Yesterday, Jesse Harris wrote that the Salt Lake Tribune should die, and the arrogance of the “Save the Tribune” petition and movement is just further proof of why. He argued that traditional print media’s business model is failing, and no softly bigoted campaign to save the Tribune from the evil clutches of the LDS owned Deseret News will change that.
The response from journalists was swift and aggressive. And much of it just further proves Jesse’s point.
While I do see a need for full-time, professional journalism because part-time, unpaid bloggers can only do so much, Jesse’s post garnered a lot of attention and kick-started long conversations in social media.
But even more telling to me was some of the responses from the journalists themselves in the form of comments on Jesse’s post.
In a post with a headline proclaiming main stream media’s arrogance, main stream media jumps into the comment section and…turns into the grammar police.
That’s your big beef with a post saying your business model is dying? To attack grammar? There was of course the obligatory snark about blogging from your mom’s basement, but there was also this nugget:
Yes, because everyone wants to hear the LDS point of view </Sarcasm>
Grammar policing, snark, and anti LDS sentiment – maybe the problem is that journalists have been spending too much time in the Tribune comment section, and it’s starting to rub off.
There is good reporting and good reporters at the Salt Lake Tribune. Journalism is an integral part of our country’s success. There’s a reason why freedom of the press is enshrined in our Bill of Rights.
However, for all the praise heaped upon the Tribune by its supporters and for all the high minded talk about the press’s role in our society, the mainstream media is getting a huge vote of no confidence from the public they’re supposed to be serving.In 2012, when people were asked how much they trusted the media to report the news “fully, accurately, and fairly” 60% of us said not much or not at all.
That is a terrible, terrible record. When 60% of your customer base doesn’t think you do your job well, you’re gonna have problems.
I think it’s clear that newspaper’s current business model doesn’t generate enough revenue to stay afloat. Budget cuts and layoffs nationwide seem to make that indisputable.
It’s also clear to me that professional journalism, when it’s good, is extremely valuable to our society. Just because people don’t read the morning paper anymore doesn’t mean journalism is dead. There are multiple 24-hour a day news channels being supported by the public right now, and many online sources with plenty of clicks.

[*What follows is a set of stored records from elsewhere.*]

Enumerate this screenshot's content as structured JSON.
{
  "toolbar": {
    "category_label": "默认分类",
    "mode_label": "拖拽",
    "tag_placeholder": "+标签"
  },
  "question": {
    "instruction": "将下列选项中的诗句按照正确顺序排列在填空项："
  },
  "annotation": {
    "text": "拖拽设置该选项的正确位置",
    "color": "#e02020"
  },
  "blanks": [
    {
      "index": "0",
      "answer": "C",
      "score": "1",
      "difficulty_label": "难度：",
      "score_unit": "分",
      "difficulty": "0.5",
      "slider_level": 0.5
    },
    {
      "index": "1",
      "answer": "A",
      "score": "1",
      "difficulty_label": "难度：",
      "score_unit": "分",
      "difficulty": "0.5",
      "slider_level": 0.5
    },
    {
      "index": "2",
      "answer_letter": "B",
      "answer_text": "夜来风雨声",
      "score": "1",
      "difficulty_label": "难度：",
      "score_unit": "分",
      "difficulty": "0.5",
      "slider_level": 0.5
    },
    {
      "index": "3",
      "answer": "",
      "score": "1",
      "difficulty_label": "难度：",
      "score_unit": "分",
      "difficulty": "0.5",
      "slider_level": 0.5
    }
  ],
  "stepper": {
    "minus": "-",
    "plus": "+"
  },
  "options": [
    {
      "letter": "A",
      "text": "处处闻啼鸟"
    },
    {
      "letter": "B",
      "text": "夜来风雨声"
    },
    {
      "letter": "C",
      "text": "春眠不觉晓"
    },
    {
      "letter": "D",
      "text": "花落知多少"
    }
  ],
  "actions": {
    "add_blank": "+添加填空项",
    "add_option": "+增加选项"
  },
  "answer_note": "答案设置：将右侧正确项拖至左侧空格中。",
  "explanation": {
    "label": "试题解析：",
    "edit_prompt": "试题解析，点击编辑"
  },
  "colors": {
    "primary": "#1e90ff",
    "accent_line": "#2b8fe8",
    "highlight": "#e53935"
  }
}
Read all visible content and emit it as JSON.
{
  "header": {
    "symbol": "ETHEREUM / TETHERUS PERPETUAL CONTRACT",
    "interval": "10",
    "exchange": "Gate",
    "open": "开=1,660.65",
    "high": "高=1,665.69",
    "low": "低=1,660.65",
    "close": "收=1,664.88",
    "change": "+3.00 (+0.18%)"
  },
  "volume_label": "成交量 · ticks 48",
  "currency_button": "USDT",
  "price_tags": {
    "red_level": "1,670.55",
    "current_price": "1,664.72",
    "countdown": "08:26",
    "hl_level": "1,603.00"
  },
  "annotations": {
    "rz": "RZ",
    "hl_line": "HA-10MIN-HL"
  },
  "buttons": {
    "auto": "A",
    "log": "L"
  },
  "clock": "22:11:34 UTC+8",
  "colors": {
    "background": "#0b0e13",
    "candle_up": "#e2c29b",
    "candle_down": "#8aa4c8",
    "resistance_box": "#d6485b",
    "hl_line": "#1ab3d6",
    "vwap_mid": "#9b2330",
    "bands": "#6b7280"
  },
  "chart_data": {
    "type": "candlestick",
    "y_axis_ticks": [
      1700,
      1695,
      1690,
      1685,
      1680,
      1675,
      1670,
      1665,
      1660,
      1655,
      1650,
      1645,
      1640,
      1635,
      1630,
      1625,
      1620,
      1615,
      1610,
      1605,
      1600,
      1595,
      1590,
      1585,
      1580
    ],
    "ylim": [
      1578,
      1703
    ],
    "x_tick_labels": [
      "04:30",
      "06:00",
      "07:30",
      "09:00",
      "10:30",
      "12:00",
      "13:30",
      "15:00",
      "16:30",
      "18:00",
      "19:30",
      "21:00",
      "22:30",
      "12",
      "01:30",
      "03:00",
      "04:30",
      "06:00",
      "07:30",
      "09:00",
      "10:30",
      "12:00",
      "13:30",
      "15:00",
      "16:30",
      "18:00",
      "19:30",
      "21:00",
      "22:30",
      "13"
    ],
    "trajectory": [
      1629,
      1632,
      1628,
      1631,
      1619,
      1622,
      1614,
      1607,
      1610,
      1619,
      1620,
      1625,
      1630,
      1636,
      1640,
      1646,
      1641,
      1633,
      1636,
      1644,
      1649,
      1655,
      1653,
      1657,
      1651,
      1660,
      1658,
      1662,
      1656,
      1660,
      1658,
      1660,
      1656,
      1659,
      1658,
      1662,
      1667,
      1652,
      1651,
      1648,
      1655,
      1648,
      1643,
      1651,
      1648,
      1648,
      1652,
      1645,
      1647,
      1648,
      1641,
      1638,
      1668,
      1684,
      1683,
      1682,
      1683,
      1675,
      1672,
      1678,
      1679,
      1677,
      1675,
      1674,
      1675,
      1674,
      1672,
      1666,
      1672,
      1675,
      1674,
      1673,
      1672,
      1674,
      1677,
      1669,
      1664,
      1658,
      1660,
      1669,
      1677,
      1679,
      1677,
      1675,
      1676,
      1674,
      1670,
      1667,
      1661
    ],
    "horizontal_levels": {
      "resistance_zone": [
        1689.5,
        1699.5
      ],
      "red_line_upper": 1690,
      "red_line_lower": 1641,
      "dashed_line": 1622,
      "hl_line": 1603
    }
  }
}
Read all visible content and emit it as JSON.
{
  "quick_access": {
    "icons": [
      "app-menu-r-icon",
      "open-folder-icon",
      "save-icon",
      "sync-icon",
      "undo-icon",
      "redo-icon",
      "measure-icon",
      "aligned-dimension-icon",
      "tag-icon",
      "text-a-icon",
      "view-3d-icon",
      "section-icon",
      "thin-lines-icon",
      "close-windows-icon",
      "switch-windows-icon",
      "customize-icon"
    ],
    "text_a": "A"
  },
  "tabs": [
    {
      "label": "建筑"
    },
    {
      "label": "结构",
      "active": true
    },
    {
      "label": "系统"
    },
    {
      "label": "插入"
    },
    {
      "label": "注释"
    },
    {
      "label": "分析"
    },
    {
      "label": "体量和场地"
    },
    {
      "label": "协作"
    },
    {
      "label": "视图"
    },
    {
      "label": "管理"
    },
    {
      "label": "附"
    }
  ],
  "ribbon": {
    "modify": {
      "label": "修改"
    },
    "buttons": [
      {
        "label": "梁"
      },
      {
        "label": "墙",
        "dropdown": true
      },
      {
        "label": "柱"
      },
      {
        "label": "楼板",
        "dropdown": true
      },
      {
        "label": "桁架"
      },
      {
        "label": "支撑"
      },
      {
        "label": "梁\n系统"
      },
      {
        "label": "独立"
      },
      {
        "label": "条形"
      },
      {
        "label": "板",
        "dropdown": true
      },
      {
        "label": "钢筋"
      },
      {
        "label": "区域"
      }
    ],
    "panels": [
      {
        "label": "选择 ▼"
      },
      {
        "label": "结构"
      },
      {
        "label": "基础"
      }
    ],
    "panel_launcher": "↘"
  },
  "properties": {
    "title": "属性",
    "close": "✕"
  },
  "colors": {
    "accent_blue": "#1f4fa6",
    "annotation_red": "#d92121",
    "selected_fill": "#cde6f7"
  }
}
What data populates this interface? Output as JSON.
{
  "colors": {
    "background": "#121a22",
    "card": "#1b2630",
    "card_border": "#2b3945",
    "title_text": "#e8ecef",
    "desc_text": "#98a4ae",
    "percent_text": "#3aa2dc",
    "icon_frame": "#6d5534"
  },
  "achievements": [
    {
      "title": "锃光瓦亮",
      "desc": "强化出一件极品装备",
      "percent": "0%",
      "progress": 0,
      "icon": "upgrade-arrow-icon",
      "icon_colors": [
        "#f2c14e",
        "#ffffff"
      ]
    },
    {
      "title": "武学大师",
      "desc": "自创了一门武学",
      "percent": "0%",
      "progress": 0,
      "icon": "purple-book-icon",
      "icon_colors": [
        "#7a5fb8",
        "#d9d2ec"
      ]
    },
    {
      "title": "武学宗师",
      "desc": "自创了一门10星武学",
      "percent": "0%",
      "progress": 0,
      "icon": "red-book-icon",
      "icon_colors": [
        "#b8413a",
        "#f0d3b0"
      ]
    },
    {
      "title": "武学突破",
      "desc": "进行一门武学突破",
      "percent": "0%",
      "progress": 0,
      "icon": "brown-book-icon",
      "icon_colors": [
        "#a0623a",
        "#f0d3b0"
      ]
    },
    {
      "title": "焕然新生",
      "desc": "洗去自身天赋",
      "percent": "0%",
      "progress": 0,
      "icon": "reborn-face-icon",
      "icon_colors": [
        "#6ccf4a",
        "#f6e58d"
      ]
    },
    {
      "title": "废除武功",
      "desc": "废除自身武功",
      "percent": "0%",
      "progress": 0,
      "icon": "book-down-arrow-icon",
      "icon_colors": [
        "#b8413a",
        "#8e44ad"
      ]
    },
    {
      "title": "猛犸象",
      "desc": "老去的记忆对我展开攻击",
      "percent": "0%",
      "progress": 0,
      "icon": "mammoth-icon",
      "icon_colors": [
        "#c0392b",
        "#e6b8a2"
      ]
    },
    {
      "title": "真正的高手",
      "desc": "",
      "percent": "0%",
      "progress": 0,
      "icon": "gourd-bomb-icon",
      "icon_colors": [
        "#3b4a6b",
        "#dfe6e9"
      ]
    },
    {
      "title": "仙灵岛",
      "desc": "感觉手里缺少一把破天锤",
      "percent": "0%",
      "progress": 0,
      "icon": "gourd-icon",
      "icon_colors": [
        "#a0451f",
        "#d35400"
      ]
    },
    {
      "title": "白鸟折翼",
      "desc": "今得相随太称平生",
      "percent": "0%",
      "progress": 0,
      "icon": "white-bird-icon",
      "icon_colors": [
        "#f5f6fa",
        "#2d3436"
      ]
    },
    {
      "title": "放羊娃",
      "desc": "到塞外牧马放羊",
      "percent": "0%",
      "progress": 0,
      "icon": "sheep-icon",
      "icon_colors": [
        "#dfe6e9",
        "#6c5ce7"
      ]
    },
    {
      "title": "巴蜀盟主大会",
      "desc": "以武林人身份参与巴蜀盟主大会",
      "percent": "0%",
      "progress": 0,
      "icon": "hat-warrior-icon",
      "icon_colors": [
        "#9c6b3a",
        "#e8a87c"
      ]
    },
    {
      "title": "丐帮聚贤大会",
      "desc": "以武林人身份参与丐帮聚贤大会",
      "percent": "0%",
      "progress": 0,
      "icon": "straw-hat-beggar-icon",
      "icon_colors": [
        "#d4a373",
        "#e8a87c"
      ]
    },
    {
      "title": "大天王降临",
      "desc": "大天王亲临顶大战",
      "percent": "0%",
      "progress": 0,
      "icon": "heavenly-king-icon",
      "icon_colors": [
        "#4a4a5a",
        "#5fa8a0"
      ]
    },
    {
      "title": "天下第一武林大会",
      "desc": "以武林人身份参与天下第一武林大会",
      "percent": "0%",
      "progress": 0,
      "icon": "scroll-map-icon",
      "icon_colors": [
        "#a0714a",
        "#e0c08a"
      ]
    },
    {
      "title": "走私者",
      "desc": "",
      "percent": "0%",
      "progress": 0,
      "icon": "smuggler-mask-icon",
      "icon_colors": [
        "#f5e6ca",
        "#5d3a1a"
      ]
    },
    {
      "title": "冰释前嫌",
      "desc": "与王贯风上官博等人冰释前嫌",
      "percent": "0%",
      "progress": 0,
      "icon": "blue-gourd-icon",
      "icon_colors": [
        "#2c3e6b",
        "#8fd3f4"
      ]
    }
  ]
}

Clearly, there is still demand for news. Even long form journalism generates interest today. So no, I don’t think the economic failure of the Tribune business model portends the death of journalism. What I do believe, though, is that whatever model takes its place will only be successful if they are able to win over the skeptical 60%.
Previously posted at Productive Activities.